• [Task instructions]:
Pictures do not belong in the copy. Return all of the entries exactly.

• [Records for this exercise]:
• • • • •
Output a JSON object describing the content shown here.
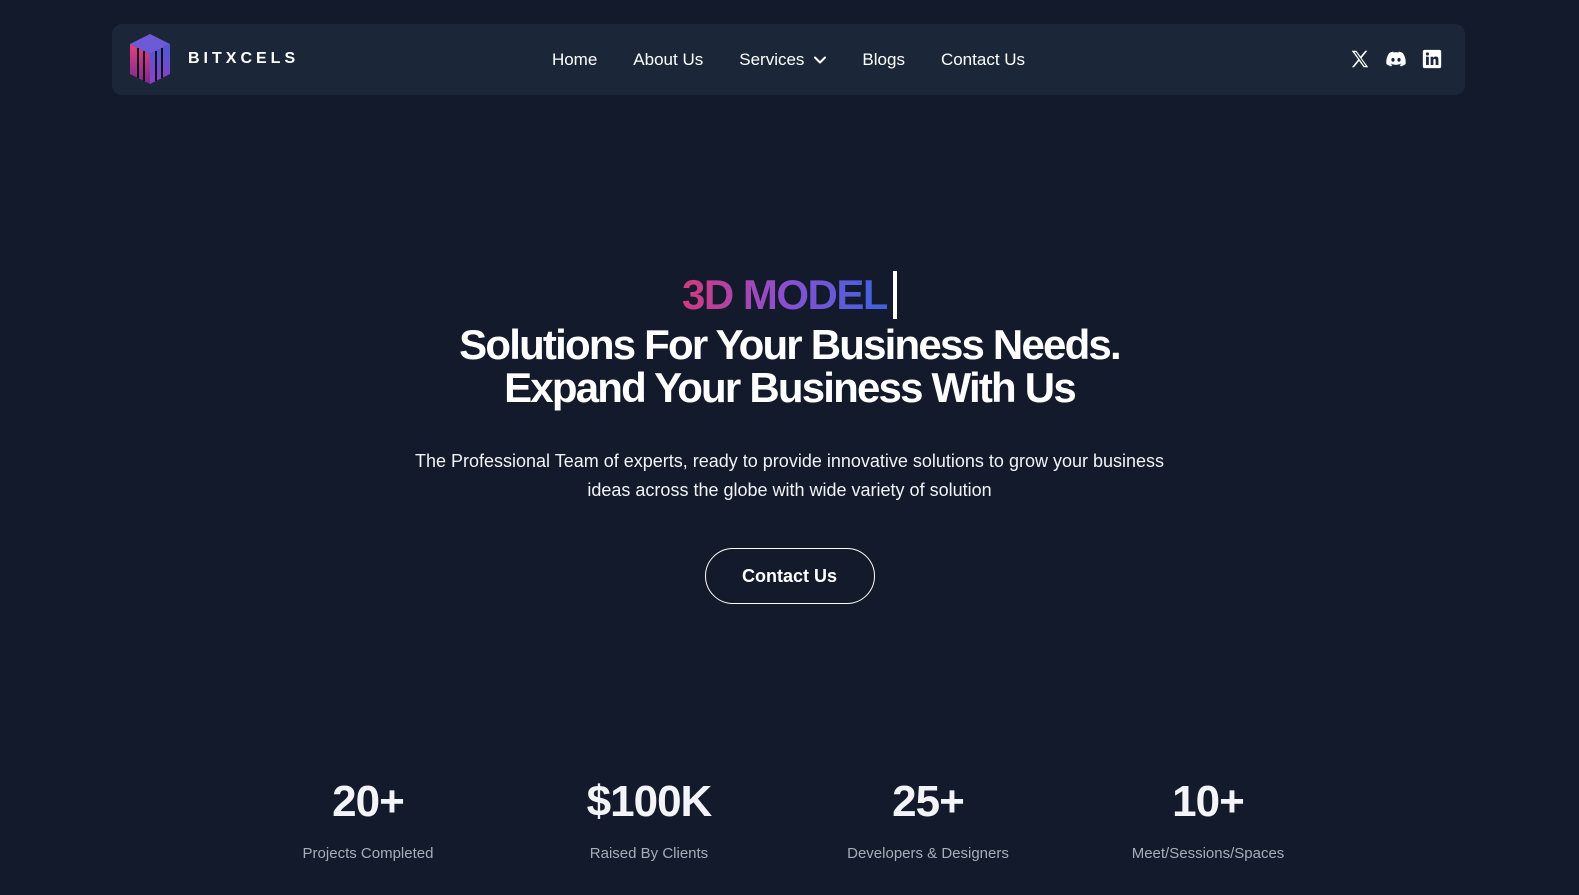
{
  "nav": {
    "brand": "BITXCELS",
    "links": [
      {
        "label": "Home"
      },
      {
        "label": "About Us"
      },
      {
        "label": "Services"
      },
      {
        "label": "Blogs"
      },
      {
        "label": "Contact Us"
      }
    ],
    "socials": [
      "x-icon",
      "discord-icon",
      "linkedin-icon"
    ]
  },
  "hero": {
    "typed_text": "3D MODEL",
    "headline_line1": "Solutions For Your Business Needs.",
    "headline_line2": "Expand Your Business With Us",
    "subtext_line1": "The Professional Team of experts, ready to provide innovative solutions to grow your business",
    "subtext_line2": "ideas across the globe with wide variety of solution",
    "cta_label": "Contact Us"
  },
  "stats": [
    {
      "value": "20+",
      "label": "Projects Completed"
    },
    {
      "value": "$100K",
      "label": "Raised By Clients"
    },
    {
      "value": "25+",
      "label": "Developers & Designers"
    },
    {
      "value": "10+",
      "label": "Meet/Sessions/Spaces"
    }
  ],
  "colors": {
    "background": "#121a2b",
    "navbar": "#1c2639",
    "gradient_start": "#d23a7d",
    "gradient_mid": "#8b4fd0",
    "gradient_end": "#3d63e0"
  }
}
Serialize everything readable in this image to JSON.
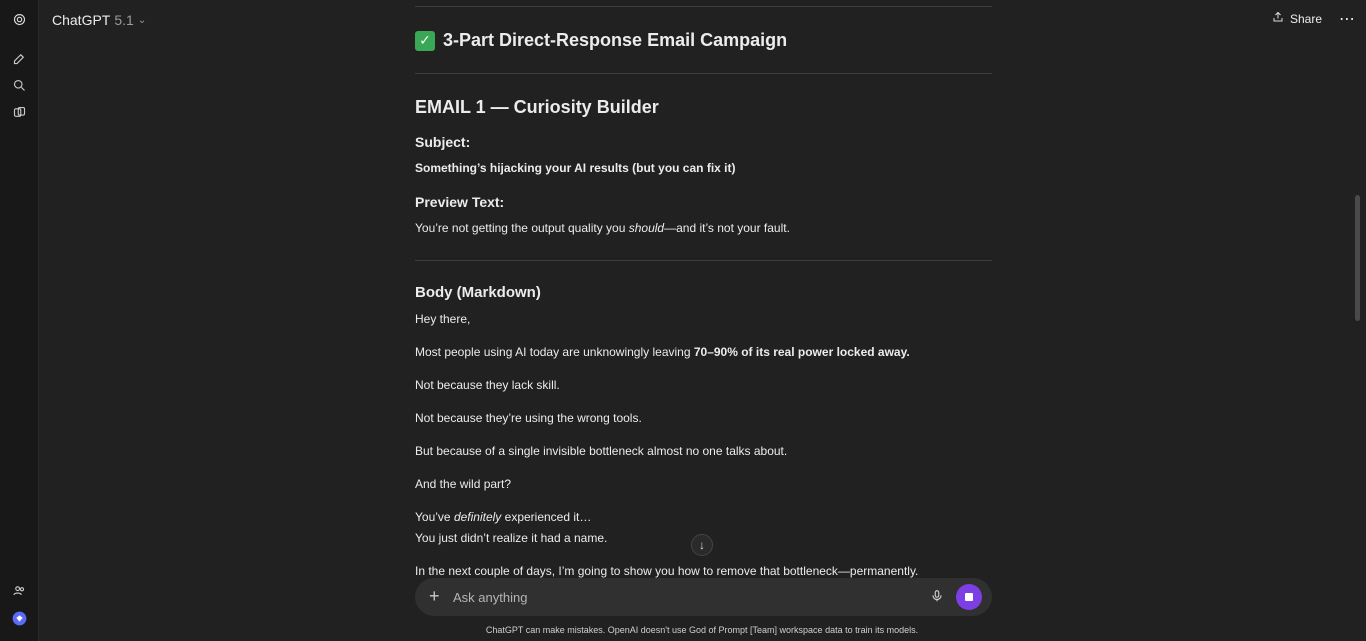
{
  "header": {
    "model_name": "ChatGPT",
    "model_version": "5.1",
    "share_label": "Share",
    "more_label": "⋯"
  },
  "content": {
    "campaign_title": "3-Part Direct-Response Email Campaign",
    "email_title": "EMAIL 1 — Curiosity Builder",
    "subject_label": "Subject:",
    "subject_text": "Something’s hijacking your AI results (but you can fix it)",
    "preview_label": "Preview Text:",
    "preview_text_a": "You’re not getting the output quality you ",
    "preview_text_em": "should",
    "preview_text_b": "—and it’s not your fault.",
    "body_heading": "Body (Markdown)",
    "p1": "Hey there,",
    "p2_a": "Most people using AI today are unknowingly leaving ",
    "p2_b": "70–90% of its real power locked away.",
    "p3": "Not because they lack skill.",
    "p4": "Not because they’re using the wrong tools.",
    "p5": "But because of a single invisible bottleneck almost no one talks about.",
    "p6": "And the wild part?",
    "p7_a": "You’ve ",
    "p7_em": "definitely",
    "p7_b": " experienced it…",
    "p8": "You just didn’t realize it had a name.",
    "p9": "In the next couple of days, I’m going to show you how to remove that bottleneck—permanently."
  },
  "composer": {
    "placeholder": "Ask anything",
    "accent": "#7b3fe4"
  },
  "footer": {
    "text": "ChatGPT can make mistakes. OpenAI doesn't use God of Prompt [Team] workspace data to train its models."
  },
  "icons": [
    "openai-logo-icon",
    "new-chat-icon",
    "search-icon",
    "library-icon",
    "team-icon",
    "upgrade-icon",
    "share-icon",
    "arrow-down-icon",
    "plus-icon",
    "mic-icon",
    "stop-icon"
  ]
}
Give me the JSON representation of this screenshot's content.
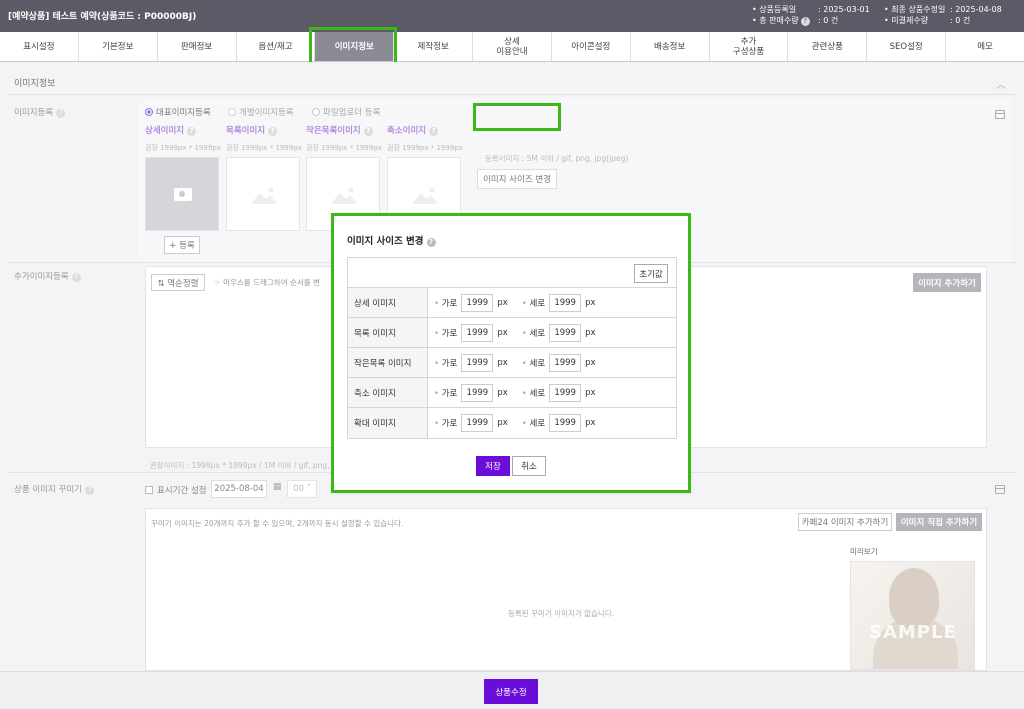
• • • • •
• [Answer section]:
Output a JSON object describing the content shown here.
{
  "nav": {
    "brand": "BITXCELS",
    "links": [
      {
        "label": "Home"
      },
      {
        "label": "About Us"
      },
      {
        "label": "Services"
      },
      {
        "label": "Blogs"
      },
      {
        "label": "Contact Us"
      }
    ],
    "socials": [
      "x-icon",
      "discord-icon",
      "linkedin-icon"
    ]
  },
  "hero": {
    "typed_text": "3D MODEL",
    "headline_line1": "Solutions For Your Business Needs.",
    "headline_line2": "Expand Your Business With Us",
    "subtext_line1": "The Professional Team of experts, ready to provide innovative solutions to grow your business",
    "subtext_line2": "ideas across the globe with wide variety of solution",
    "cta_label": "Contact Us"
  },
  "stats": [
    {
      "value": "20+",
      "label": "Projects Completed"
    },
    {
      "value": "$100K",
      "label": "Raised By Clients"
    },
    {
      "value": "25+",
      "label": "Developers & Designers"
    },
    {
      "value": "10+",
      "label": "Meet/Sessions/Spaces"
    }
  ],
  "colors": {
    "background": "#121a2b",
    "navbar": "#1c2639",
    "gradient_start": "#d23a7d",
    "gradient_mid": "#8b4fd0",
    "gradient_end": "#3d63e0"
  }
}
Serialize everything readable in this image to JSON.
{
  "header": {
    "model_name": "ChatGPT",
    "model_version": "5.1",
    "share_label": "Share",
    "more_label": "⋯"
  },
  "content": {
    "campaign_title": "3-Part Direct-Response Email Campaign",
    "email_title": "EMAIL 1 — Curiosity Builder",
    "subject_label": "Subject:",
    "subject_text": "Something’s hijacking your AI results (but you can fix it)",
    "preview_label": "Preview Text:",
    "preview_text_a": "You’re not getting the output quality you ",
    "preview_text_em": "should",
    "preview_text_b": "—and it’s not your fault.",
    "body_heading": "Body (Markdown)",
    "p1": "Hey there,",
    "p2_a": "Most people using AI today are unknowingly leaving ",
    "p2_b": "70–90% of its real power locked away.",
    "p3": "Not because they lack skill.",
    "p4": "Not because they’re using the wrong tools.",
    "p5": "But because of a single invisible bottleneck almost no one talks about.",
    "p6": "And the wild part?",
    "p7_a": "You’ve ",
    "p7_em": "definitely",
    "p7_b": " experienced it…",
    "p8": "You just didn’t realize it had a name.",
    "p9": "In the next couple of days, I’m going to show you how to remove that bottleneck—permanently."
  },
  "composer": {
    "placeholder": "Ask anything",
    "accent": "#7b3fe4"
  },
  "footer": {
    "text": "ChatGPT can make mistakes. OpenAI doesn't use God of Prompt [Team] workspace data to train its models."
  },
  "icons": [
    "openai-logo-icon",
    "new-chat-icon",
    "search-icon",
    "library-icon",
    "team-icon",
    "upgrade-icon",
    "share-icon",
    "arrow-down-icon",
    "plus-icon",
    "mic-icon",
    "stop-icon"
  ]
}
Give me the JSON representation of this screenshot's content.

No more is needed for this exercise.